◆ Interface dataset entries
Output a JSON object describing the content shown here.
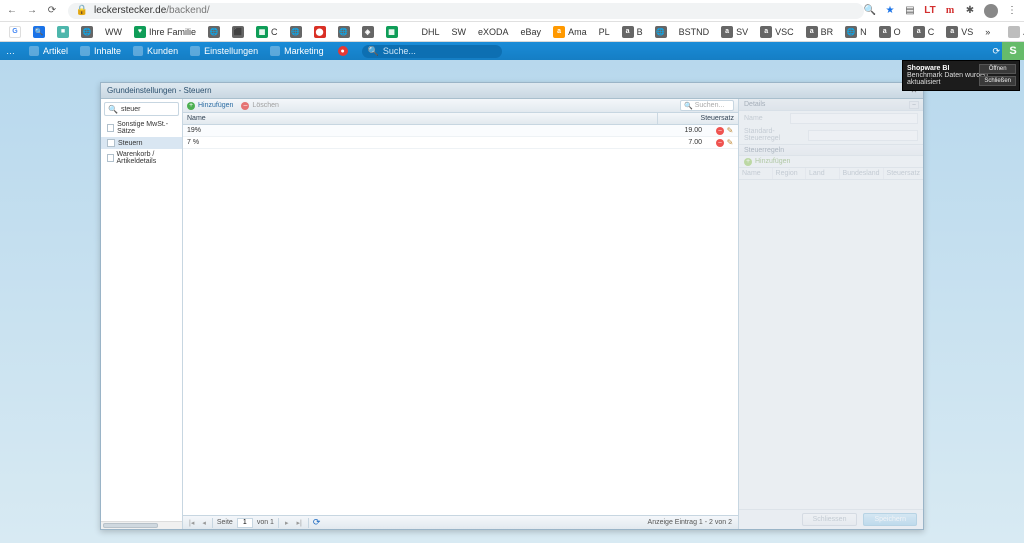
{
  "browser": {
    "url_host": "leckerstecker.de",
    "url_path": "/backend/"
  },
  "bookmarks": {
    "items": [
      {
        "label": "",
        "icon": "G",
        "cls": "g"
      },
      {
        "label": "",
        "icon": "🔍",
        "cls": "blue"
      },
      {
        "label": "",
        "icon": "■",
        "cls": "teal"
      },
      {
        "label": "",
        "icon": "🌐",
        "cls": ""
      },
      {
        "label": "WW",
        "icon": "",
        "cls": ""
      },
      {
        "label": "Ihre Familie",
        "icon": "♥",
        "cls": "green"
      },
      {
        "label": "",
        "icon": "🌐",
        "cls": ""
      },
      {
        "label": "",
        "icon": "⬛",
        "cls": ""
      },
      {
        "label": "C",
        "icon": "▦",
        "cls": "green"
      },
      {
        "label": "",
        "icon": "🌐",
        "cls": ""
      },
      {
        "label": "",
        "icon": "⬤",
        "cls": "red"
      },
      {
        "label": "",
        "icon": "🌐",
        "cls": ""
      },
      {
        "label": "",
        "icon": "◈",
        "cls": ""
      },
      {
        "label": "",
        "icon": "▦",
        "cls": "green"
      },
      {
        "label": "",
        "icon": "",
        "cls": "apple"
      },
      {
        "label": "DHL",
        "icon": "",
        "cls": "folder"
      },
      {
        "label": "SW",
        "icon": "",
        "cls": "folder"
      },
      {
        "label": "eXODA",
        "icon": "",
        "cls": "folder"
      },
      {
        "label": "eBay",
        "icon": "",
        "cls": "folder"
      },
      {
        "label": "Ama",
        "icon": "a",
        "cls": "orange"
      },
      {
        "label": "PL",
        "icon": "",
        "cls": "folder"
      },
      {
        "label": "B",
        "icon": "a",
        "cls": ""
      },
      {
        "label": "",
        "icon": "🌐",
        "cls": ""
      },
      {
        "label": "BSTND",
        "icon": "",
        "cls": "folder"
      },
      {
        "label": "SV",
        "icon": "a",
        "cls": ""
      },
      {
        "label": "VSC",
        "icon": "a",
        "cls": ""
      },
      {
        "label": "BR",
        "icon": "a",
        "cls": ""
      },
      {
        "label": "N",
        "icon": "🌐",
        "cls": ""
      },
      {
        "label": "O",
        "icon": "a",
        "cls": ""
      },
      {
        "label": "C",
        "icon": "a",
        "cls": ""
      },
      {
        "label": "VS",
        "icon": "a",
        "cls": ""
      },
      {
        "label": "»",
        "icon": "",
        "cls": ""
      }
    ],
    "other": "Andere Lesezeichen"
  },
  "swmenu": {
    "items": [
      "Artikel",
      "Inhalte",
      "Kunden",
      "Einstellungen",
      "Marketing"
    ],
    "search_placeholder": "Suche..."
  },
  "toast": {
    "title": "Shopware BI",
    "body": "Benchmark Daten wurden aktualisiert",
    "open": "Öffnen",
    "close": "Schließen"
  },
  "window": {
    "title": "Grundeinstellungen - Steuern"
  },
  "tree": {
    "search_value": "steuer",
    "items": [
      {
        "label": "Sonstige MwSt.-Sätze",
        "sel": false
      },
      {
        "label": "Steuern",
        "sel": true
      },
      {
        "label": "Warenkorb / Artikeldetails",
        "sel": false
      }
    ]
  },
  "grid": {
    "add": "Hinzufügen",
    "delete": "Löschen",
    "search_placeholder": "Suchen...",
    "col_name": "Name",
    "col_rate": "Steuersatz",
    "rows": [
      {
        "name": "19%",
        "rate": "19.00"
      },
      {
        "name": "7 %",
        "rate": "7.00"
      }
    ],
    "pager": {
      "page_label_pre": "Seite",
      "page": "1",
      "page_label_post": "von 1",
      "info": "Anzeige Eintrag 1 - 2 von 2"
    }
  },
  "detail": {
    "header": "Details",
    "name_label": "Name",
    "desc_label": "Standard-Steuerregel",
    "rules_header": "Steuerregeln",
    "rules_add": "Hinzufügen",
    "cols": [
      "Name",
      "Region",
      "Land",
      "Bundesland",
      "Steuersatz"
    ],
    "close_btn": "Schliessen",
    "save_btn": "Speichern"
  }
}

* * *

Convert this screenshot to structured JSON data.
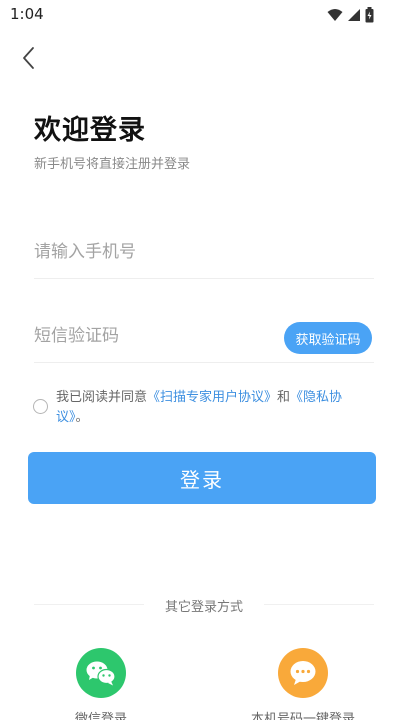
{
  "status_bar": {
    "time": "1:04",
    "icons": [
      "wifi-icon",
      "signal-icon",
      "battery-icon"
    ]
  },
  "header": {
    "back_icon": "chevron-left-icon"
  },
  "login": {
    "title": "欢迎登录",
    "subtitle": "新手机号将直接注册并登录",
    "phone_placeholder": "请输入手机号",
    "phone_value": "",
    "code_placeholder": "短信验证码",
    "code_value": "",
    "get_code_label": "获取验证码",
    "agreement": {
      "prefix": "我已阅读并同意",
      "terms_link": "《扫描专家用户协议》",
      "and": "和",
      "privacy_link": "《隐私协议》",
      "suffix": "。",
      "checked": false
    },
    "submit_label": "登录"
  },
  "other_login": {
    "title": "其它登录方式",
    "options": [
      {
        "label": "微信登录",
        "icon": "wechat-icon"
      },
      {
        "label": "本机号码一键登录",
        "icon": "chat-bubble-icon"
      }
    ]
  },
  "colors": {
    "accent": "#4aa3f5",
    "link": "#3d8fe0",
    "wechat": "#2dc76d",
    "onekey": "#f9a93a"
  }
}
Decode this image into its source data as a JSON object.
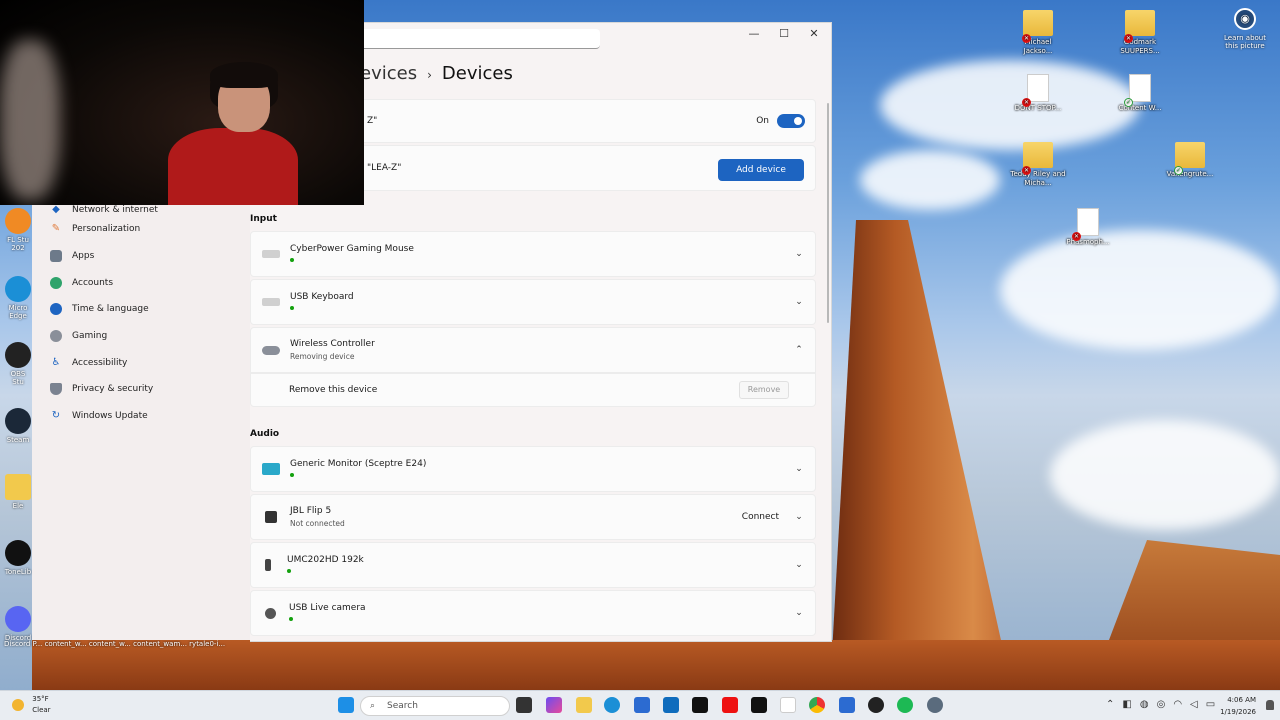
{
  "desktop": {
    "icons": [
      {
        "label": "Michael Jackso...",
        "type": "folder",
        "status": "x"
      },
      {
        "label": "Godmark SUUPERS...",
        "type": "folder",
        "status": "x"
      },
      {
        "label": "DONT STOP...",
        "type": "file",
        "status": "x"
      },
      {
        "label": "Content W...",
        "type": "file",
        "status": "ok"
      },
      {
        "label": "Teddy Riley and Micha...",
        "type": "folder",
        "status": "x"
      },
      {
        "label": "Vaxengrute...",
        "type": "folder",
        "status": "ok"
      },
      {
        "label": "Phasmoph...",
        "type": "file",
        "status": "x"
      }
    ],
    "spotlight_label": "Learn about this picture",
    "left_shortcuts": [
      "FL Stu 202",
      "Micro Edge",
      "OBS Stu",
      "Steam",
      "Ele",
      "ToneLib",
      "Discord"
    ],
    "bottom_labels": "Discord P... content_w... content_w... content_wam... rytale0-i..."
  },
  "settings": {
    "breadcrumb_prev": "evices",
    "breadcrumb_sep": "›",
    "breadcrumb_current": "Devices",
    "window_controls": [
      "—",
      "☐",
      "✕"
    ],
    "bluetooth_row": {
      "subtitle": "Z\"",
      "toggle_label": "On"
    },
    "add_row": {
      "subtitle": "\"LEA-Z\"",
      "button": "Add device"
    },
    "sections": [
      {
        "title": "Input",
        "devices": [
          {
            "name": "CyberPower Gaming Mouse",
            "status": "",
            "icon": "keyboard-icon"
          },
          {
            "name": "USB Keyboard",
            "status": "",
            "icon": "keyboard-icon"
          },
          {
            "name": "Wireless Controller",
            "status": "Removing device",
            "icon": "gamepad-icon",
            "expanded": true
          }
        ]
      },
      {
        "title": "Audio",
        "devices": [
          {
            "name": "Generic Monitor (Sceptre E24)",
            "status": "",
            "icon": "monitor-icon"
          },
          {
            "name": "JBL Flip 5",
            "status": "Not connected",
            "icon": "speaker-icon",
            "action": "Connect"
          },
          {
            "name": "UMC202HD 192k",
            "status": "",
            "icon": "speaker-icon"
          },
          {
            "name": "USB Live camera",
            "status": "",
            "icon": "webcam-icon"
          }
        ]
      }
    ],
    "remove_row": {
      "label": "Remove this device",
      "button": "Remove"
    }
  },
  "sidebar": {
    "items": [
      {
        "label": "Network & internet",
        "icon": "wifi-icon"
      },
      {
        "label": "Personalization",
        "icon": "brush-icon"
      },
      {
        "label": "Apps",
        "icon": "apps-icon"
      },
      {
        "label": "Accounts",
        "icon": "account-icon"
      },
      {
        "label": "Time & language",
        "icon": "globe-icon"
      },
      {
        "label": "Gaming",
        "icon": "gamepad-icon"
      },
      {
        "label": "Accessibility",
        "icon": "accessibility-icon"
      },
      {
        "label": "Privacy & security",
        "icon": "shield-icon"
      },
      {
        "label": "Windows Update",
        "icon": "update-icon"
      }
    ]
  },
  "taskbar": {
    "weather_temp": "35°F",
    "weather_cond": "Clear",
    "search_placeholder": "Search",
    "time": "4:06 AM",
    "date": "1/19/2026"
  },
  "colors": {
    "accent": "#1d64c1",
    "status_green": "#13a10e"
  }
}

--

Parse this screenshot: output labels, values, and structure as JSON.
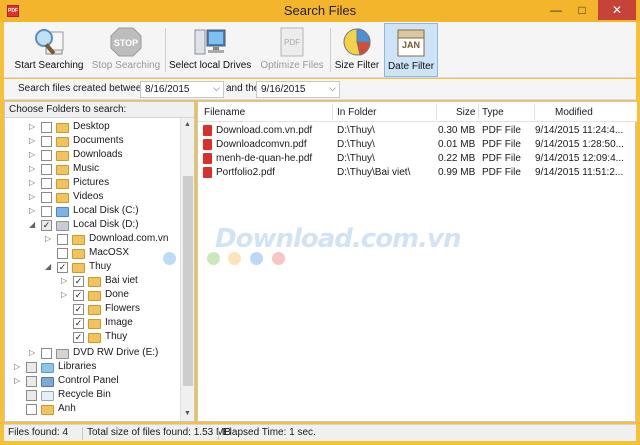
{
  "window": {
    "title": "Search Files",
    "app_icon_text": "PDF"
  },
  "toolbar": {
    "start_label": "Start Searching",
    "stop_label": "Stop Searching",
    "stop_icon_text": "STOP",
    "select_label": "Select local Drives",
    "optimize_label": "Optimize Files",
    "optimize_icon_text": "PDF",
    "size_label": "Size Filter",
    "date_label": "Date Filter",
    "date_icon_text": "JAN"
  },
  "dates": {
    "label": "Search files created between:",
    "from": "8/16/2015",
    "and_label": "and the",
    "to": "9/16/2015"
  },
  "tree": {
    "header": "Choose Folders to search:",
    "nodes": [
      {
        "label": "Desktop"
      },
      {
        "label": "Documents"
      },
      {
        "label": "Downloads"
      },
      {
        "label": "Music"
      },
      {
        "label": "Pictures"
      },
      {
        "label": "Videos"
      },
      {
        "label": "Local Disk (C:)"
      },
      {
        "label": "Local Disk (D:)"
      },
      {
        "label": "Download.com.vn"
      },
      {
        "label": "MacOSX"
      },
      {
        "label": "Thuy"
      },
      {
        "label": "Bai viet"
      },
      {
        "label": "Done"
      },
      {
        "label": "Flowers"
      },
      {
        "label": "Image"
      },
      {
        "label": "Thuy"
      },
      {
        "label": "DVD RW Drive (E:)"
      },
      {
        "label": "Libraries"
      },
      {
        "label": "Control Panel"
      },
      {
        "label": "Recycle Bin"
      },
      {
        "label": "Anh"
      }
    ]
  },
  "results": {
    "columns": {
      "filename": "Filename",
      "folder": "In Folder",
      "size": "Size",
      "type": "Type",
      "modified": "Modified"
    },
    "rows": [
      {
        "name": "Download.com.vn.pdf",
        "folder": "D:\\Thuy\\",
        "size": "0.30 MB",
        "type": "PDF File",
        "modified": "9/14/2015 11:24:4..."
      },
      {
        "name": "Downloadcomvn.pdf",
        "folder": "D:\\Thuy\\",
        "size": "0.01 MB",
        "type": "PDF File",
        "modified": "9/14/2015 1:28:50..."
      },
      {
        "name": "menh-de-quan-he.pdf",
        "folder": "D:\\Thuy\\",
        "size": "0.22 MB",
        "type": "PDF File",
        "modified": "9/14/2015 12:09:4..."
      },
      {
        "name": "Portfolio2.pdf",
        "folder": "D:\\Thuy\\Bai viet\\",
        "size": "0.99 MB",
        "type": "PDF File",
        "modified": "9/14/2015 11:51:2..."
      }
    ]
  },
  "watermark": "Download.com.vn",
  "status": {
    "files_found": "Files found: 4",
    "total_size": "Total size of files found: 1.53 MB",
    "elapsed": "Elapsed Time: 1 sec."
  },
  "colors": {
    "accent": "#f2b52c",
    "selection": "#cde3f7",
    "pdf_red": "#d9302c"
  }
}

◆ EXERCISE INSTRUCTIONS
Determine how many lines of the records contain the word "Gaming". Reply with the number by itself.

◆ PROBLEM SOLUTION
2